of the Desert" near the town of Cervantes. Here a forest of trees washed away leaving only the roots which
petrified in an upright position. As eons passed, limestone formed around the roots and became groves of standing
stones. I felt like I was in nature's stonehenge. Each stone was of different shape and size ranging from a one
foot to eight feet tall. Long shadows cast by the setting sun made the scene even more dramatic.
The biggest treat outside of seeing the dramatic "Ring-of-Fire" on Tuesday was another view of the
Southern Skies. It is so dark in the outback of Western Australia that the view of the night sky is unbelievable.
The Southern Milky Way with the Southern Cross, Eta Carina, Alpha and Beta Centaurus, embedded in it (to name a
few) is like seeing heaven. The Magellanic Clouds, large and small, do look like clouds. Our Northern constellations
Orion and Leo appear high in the sky, upside down. I love those skies down under.
The roads we traveled were mostly two-lane. In the on coming lane, three-trailer "truck trains" pass
by with a gush of wind nearly pushing you off the road.

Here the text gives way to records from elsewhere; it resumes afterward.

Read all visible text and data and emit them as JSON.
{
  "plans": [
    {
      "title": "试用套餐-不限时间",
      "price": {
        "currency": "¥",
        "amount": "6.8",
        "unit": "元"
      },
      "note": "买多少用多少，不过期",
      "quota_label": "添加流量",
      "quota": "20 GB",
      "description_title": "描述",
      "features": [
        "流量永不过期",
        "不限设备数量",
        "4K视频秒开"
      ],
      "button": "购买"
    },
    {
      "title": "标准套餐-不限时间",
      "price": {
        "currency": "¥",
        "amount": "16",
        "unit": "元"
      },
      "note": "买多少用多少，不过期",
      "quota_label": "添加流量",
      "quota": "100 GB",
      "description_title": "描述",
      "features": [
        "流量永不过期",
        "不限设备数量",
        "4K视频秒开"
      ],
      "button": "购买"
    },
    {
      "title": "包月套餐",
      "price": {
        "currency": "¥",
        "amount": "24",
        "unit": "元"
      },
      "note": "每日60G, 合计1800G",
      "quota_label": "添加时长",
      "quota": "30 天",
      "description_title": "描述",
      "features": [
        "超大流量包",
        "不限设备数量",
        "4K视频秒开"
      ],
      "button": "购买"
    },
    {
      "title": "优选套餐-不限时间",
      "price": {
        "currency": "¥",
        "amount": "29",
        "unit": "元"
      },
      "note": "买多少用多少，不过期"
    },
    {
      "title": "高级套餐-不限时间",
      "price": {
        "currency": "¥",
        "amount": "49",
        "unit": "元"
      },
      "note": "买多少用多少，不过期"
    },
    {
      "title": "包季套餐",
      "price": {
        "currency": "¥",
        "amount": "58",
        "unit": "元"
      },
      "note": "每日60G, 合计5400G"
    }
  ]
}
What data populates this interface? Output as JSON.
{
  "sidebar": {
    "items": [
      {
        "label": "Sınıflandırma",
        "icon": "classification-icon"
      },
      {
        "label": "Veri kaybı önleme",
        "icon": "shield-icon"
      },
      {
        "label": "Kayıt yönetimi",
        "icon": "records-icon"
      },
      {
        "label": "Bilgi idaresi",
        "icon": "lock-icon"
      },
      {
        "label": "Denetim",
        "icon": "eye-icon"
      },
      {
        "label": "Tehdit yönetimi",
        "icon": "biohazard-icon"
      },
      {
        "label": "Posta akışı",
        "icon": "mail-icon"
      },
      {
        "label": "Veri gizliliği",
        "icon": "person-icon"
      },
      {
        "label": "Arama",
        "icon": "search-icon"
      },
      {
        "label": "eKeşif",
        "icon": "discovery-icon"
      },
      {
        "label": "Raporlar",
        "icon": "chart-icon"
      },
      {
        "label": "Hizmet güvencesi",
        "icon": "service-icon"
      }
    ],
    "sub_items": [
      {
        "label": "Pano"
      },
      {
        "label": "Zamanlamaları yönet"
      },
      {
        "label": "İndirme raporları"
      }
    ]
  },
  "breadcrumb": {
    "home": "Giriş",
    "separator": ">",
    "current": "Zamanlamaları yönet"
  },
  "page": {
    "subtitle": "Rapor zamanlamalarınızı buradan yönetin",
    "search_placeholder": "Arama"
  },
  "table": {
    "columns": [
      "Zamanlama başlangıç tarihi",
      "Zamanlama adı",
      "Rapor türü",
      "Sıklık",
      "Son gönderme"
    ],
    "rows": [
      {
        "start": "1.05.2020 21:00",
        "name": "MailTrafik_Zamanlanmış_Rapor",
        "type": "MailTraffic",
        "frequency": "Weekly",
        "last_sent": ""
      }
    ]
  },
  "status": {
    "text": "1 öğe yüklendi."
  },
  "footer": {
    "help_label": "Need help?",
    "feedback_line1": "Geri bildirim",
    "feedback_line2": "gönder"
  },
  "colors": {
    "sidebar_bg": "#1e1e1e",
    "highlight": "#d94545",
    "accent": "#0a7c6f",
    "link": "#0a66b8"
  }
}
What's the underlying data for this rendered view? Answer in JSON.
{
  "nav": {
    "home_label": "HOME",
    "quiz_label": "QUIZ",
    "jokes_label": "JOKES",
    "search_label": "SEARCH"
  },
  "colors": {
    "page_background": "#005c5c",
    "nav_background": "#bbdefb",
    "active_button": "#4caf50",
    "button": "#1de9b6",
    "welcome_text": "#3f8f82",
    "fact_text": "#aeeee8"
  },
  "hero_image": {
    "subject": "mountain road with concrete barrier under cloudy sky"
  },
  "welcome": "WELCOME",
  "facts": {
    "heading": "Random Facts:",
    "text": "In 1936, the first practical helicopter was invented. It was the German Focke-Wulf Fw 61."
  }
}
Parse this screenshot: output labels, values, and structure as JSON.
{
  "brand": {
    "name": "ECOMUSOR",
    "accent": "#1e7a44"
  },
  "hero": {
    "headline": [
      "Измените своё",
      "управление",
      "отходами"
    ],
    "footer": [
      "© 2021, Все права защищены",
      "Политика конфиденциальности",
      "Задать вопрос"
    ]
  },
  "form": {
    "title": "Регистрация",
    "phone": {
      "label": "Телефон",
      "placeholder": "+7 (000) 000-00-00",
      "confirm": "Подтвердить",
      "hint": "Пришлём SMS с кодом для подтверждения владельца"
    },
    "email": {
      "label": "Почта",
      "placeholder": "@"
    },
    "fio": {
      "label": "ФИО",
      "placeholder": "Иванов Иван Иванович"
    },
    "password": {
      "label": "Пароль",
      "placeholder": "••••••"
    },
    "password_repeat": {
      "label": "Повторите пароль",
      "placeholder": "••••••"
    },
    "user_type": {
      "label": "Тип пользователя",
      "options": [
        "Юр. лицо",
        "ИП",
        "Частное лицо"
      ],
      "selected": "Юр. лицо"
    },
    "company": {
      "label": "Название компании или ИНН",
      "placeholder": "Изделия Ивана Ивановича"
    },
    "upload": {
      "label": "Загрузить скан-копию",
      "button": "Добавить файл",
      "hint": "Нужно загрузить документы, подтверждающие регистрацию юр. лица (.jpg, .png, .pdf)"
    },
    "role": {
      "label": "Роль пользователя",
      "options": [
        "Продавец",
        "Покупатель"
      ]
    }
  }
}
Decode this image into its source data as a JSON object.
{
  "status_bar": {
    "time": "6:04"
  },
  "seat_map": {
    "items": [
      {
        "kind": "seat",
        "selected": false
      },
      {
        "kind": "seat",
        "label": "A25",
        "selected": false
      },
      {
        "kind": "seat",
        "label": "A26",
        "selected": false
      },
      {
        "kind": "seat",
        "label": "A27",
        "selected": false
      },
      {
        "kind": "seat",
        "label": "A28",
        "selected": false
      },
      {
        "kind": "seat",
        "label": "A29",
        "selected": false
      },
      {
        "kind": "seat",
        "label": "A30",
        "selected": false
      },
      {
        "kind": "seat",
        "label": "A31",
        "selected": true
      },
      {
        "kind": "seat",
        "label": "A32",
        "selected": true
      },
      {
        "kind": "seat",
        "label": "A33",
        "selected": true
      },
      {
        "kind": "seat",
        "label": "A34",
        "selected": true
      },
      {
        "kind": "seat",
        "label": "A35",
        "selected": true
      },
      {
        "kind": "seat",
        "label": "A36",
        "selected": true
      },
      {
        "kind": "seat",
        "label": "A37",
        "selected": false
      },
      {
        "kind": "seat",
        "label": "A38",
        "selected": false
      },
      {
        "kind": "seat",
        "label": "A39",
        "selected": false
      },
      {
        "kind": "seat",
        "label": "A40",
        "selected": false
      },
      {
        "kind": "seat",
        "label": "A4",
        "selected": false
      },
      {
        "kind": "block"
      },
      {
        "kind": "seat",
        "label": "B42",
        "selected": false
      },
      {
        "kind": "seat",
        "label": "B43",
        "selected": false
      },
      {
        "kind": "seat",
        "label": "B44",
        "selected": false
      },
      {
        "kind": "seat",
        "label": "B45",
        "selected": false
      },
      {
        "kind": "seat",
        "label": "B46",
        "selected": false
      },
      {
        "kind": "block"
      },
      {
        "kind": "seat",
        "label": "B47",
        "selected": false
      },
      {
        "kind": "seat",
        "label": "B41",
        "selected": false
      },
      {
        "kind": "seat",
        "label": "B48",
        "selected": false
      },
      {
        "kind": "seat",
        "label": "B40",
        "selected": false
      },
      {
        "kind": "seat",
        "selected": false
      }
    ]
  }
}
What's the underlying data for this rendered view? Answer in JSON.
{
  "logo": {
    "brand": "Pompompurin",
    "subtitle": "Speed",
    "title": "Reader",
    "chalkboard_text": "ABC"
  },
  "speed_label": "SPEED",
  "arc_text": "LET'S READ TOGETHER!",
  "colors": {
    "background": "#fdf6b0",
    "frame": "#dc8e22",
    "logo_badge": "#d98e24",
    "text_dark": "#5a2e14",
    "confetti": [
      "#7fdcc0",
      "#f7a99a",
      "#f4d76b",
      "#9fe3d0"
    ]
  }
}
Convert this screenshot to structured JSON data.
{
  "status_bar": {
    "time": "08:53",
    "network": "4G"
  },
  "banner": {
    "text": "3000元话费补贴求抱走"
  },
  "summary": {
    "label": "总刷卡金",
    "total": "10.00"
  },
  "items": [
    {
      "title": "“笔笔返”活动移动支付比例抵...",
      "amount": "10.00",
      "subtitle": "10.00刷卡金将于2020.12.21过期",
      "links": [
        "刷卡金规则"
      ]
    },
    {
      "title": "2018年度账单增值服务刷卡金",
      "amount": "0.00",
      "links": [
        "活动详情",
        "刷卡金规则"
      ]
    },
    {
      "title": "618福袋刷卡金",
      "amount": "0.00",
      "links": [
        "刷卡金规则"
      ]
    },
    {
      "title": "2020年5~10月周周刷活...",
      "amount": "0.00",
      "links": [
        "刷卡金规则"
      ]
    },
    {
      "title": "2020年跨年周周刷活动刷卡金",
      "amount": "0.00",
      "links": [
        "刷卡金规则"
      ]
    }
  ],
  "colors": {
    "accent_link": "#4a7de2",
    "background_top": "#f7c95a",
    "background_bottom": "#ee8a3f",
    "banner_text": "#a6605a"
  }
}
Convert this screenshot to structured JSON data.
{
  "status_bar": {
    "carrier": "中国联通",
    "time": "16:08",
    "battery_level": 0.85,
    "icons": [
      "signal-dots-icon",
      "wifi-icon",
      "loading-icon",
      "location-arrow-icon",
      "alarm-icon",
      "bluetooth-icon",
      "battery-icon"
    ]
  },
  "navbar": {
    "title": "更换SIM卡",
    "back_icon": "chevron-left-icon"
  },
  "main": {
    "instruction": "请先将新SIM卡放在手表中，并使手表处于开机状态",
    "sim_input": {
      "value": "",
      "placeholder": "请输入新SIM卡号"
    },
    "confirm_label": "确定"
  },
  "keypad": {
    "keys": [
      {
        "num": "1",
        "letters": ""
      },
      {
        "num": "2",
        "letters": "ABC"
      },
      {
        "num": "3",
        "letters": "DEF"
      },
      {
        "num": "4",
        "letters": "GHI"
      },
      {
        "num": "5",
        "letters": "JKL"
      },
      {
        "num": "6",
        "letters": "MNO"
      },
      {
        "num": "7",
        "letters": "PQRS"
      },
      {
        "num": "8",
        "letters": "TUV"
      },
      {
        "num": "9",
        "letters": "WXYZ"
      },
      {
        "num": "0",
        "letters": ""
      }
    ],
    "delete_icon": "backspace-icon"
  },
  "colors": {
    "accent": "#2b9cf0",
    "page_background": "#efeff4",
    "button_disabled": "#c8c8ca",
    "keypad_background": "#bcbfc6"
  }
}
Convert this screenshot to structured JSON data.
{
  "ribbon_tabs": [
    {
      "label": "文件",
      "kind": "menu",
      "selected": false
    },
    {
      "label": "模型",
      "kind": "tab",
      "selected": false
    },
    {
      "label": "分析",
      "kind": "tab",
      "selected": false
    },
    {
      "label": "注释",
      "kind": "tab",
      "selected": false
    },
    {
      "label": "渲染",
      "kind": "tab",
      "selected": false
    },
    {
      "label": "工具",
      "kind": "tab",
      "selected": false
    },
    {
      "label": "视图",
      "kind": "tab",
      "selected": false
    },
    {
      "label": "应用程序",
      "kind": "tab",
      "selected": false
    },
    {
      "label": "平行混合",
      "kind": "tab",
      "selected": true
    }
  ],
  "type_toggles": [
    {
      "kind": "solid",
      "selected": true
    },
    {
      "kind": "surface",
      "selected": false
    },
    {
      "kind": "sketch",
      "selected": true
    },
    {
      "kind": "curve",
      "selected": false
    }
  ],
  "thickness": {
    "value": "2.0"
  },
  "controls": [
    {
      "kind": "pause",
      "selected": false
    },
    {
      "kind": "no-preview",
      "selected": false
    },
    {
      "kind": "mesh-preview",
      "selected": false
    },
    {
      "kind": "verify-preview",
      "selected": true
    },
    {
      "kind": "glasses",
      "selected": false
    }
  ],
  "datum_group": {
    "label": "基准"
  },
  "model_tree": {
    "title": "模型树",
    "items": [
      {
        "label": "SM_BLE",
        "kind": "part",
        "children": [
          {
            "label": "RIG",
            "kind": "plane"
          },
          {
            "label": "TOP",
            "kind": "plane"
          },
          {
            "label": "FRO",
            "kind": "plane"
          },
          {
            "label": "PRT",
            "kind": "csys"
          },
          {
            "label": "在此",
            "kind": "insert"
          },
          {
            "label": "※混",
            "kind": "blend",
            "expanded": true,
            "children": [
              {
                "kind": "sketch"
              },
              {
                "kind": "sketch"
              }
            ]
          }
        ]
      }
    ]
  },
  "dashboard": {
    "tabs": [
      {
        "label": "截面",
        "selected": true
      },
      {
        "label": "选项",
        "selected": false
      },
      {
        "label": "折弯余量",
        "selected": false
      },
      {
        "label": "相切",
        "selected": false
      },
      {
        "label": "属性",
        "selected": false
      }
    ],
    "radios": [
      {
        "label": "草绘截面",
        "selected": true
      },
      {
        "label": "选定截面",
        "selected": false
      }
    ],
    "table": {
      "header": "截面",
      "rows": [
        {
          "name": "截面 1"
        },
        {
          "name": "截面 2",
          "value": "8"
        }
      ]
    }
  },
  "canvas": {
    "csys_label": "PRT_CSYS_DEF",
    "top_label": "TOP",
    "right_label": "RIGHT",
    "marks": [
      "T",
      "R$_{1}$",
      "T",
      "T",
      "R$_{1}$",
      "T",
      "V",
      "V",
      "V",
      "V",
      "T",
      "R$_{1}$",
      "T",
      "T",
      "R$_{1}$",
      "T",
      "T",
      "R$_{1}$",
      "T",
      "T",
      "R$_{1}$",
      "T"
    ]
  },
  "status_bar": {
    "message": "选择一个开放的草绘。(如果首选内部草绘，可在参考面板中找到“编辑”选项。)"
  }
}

It's scary. And you hope that a kangaroo does not leap
out in front of you as you drive these lonely stretches. We saw dead "roos" lying in the middle of the
road and wondered how the cars involved made out. I did some driving on the "wrong side of the road"
but mostly in the outback. I remembered my previous trip to Australia for the 1993 Transit of Mercury with friend
Joe Shrock. Dead tired after a 13-hour flight to Sydney, we rented a car for our trip to Canberra. I lost the coin
flip and got to learn how to drive "on the wrong side." Within 20 minutes I had an accident in Sydney.
I was trying to make a left turn from the inside lane. The young lady I hit was very nice to us. She helped us
get to the police station for our report and later to the airport to pick up another car. She even sent us a Christmas
card that year.
Saturday Morning, February 20 began at 4 a.m. as Joe Cali and I both had early flights out of Perth. We bade farewell
and headed home on our separate paths. I once again "Waltzed my Matilda (telescope)" and new found memories
back to California.
Observing Awards. Quarterly Newsletter. Astronomy News and
Join the American Association
of Amateur Astronomers.
Use your credit card or send your name and address along
with your check for $20.00 ($25.00 family) made payable to AAAA, to:
The American Association of Amateur Astronomers
is a Supporter of The Astronomical League
SEDS - Students for the Exploration
and Development of Space
P.O. Box 7981, Dallas, TX 75209-0981
Counter reset October 2005
Copyright © 1996-2016 by The American Association of Amateur Astronomers -
ALL RIGHTS RESERVED